The file /etc/motd contains the message displayed by the server when an ssh connection is established. For a default Debian system, this message reads:
The programs included with the Debian GNU/Linux system are free software; the exact distribution terms for each program are described in the individual files in /usr/share/doc/``*``/copyright. Debian GNU/Linux comes with ABSOLUTELY NO WARRANTY, to the extent permitted by applicable law.
Bla blup, gna gna gna gna. Nothing is more dreadful and dull than legal disclaimers.
As an alibi, Debian adds a script in /etc/update-motd.d that executes the command
resulting on pdes-net.org in
Linux v22016124074441159 4.12.0-1-amd64 #1 SMP Debian 4.12.6-1 (2017-08-12) x86_64
which is almost as boring as the legal blah-blah above. I don't need to be reminded that I'm using Linux, nor that it's the 64 bit variant (and that even twice). The hostname isn't hot news either, and it would certainly suffice to show the kernel version only once.
Imagine instead a dynamic message, one that truly constitutes a message of the day (MOTD). I'd like to see, for example, the current system load at login, and information concerning the systems available ressources.
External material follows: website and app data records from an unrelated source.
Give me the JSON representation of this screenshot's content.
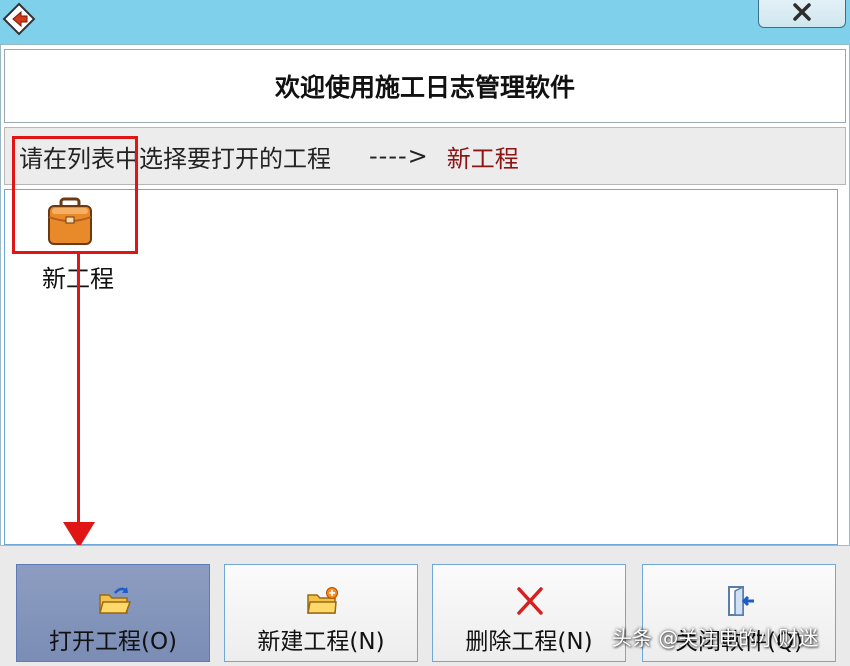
{
  "welcome_title": "欢迎使用施工日志管理软件",
  "hint": {
    "text": "请在列表中选择要打开的工程",
    "arrow": "---->",
    "selected": "新工程"
  },
  "projects": [
    {
      "label": "新工程",
      "icon": "briefcase-icon"
    }
  ],
  "buttons": {
    "open": "打开工程(O)",
    "new": "新建工程(N)",
    "delete": "删除工程(N)",
    "exit": "关闭軟件(Q)"
  },
  "watermark": "头条 @关注电的小财迷",
  "colors": {
    "titlebar": "#7fd0ea",
    "highlight": "#e01515",
    "selected_text": "#8b1515",
    "active_button": "#8d9dc1"
  }
}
Searching the interwebs for that, I first found lots of outdated and contradictory information, but finally this very useful guide for current Debian versions. In essence, one can put arbitrary scripts in /etc/update-motd.d. Instead of writing these scripts myself, I've used the ones of Nick Charlton that seem very close to what I wanted.
Because of the update query, these scripts delay ssh login by about 0.7 s. Let's see what my fellow PdeS will say about that. duck
Update 21.8.17: I totally forgot the obligatory “screenshot”:
[cobra:~] $ ssh pdes _ _ _ __ __| | ___ ___ _ __ ___| |_ ___ _ __ __ _ | '_ \ / _` |/ _ \/ __|_____| '_ \ / _ \ __| / _ \| '__/ _` | | |_) | (_| | __/\__ \_____| | | | __/ |_ | (_) | | | (_| | | .__/ \__,_|\___||___/ |_| |_|\___|\__(_)___/|_| \__, | |_| |___/ Welcome to Debian GNU/Linux testing (buster) (4.12.0-1-amd64). System information as of: Mon Aug 21 19:35:08 CEST 2017 System load: 0.00 Memory usage: 1.6% Usage on /: 1% Swap usage: 0.0% Local users: 3 0 updates to install. 0 are security updates. You have new mail. Last login: Sun Aug 20 11:14:11 2017 from 18.104.22.168
Update 26.8.17: Nick's elaborate python script for detecting updatable packages doesn't work here. I've replaced it with a simple bash one-liner: